There's a lot of preparation and background work to be done before a panel meeting and Matt represents the Youth Offending Team on each one so that he can see how the process is working and if the training is effective. He also has to look at the area the offender lives in and decide on the best panel members to engage positively with the young person. "I like a panel mix of hawks and doves," he says, "people who take the harder line and people who take the softer line, a mix of different skills, backgrounds and personal perspectives.Each volunteer panel member brings a hugely rich source of experience and knowledge and this is an opportunity for them to gather more skills as well as put something back into the community. Panel members can be parents of offenders or people who have been victims”.

"We're not trying to create an informal magistracy - we want to encompass different views without creating clones. In small communities, they may know each other, they may even know the offender. While this could lead to potential conflict it may be the best way to help the young person back into village life, although the offender has the right to change a panel member. We wouldn't want something to get in the way of the process."

“We've had hugely positive feedback," says Matt, "and the court is positive about it. Of course, it's not without its flaws because it's early days but the initial assessment is that it's going very well. And it's working! Youth crime has fallen 20% in Devon and 30% in North Devon in the three years up to 2003 and more panels will improve that. The biggest danger to these reductions are the changes to Police recording procedures, which will inevitably bring more young people into the system, when behaviour that was previously thought of as 'childish' becomes a criminal offence.But people, especially victims, who have previously been disempowered by the system, now have the opportunity to have a say and ask questions and every young person who is cut out early on in the system will save the tax payer a fortune and make our communities better places to live in." Jo Clarke, Devon County Council

P.C.3894 Malcolm Davies, the Neighbourhood Beat Manager for Willand, has recently detected various criminal damage offences within the community. “I regularly stress the need to be observant and vigilant and as a result would like to gratefully thank certain parishioners for their assistance in aiding my enquiries to detect mindless acts of vandalism. Sadly, anti-social behaviour prevails and some damage incidents remain unsolved. It will not be tolerated – do you know where your children are? Do you know what they are actually doing? Being economical with the truth is something all ages achieve, so please check the story fully, and their respective friends’.

An initiative to deter and further detect misbehaviour is planned jointly with other Neighbourhood Managers, to tackle alcohol, drug, damage and other anti social behaviour. PLEASE, take responsibility – help me curtail this unsociable element which is spoiling the reputations of so many good people.” Malcolm Davies
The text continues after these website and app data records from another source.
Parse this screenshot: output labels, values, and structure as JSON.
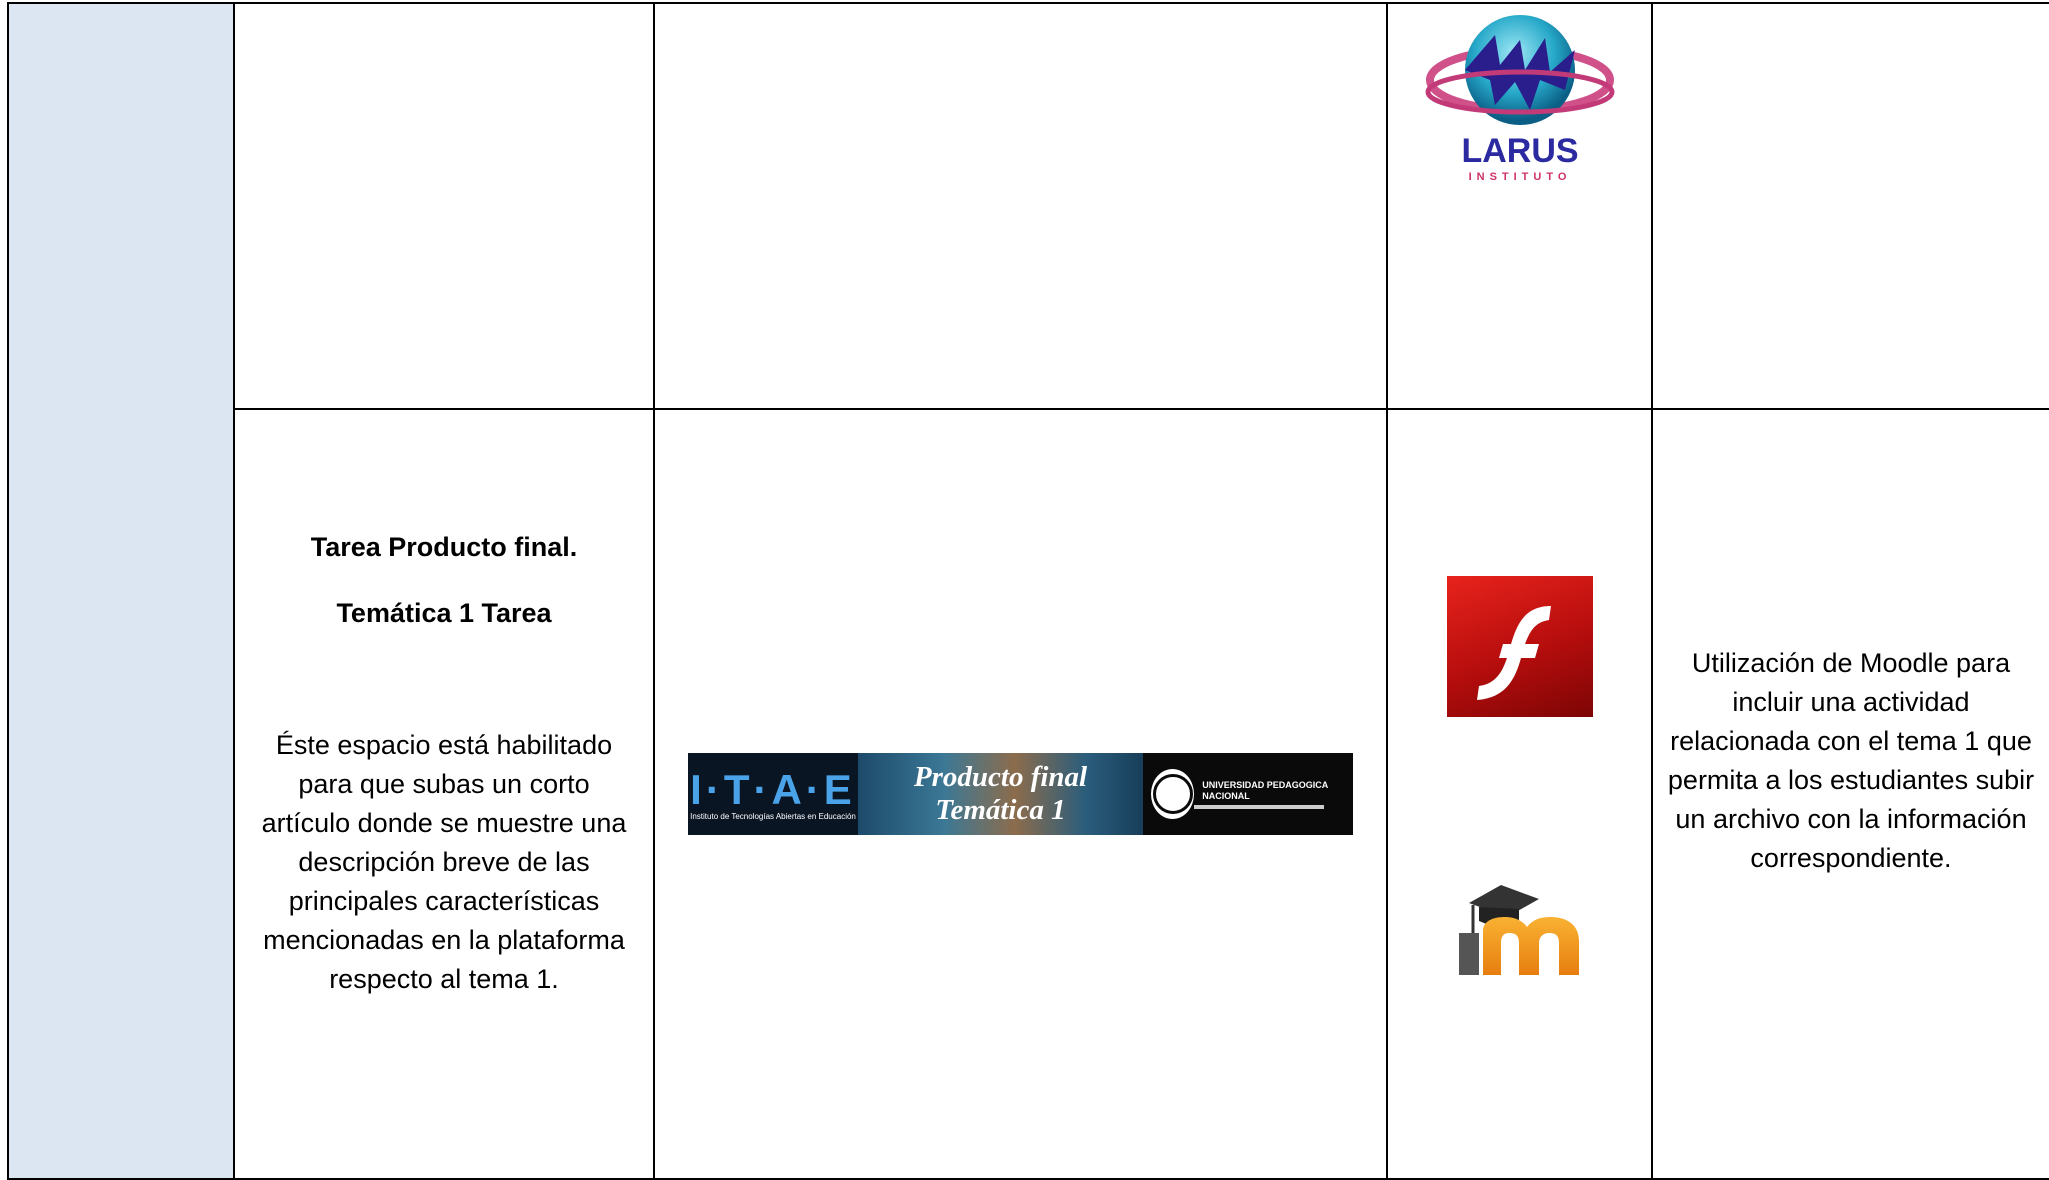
{
  "row1": {
    "logo_label": "LARUS",
    "logo_sublabel": "INSTITUTO"
  },
  "row2": {
    "task_title": "Tarea Producto final.",
    "task_subtitle": "Temática 1 Tarea",
    "task_description": "Éste espacio está habilitado para que subas un corto artículo donde  se muestre una descripción breve de las principales características mencionadas en la plataforma respecto al tema 1.",
    "banner": {
      "brand": "I·T·A·E",
      "brand_caption": "Instituto de Tecnologías Abiertas en Educación",
      "line1": "Producto final",
      "line2": "Temática 1",
      "university": "UNIVERSIDAD PEDAGOGICA NACIONAL"
    },
    "tools": [
      "flash-icon",
      "moodle-icon"
    ],
    "description": "Utilización de Moodle para incluir una actividad relacionada con el tema 1 que permita a los estudiantes subir un archivo con la información correspondiente."
  }
}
Plan for the future, because that’s where

you will spend the rest of your life.


The trustees have been dismayed by the amount of vandalism at the Hall. There have been several windows broken, both in the Hall and the Youth Club, probably through youths playing football. The Village Hall Car Park IS NOT A PUBLIC CAR PARK OR FOOTBALL PITCH. It is private property belonging to the Village Hall. Any people caught causing a nuisance there will be reported to the Police, as will registration numbers of any cars found in the car park when the Hall is not in use.

The Whist Drives are continuing for the moment but, unless there is more local support, they will have to be stopped. Mrs Willis puts in a lot of hard work and time to organise and run the whist drives and it is not worth her while if they are not well supported. All profits raised through them goes towards the upkeep of the Hall and we are very grateful to her for her support.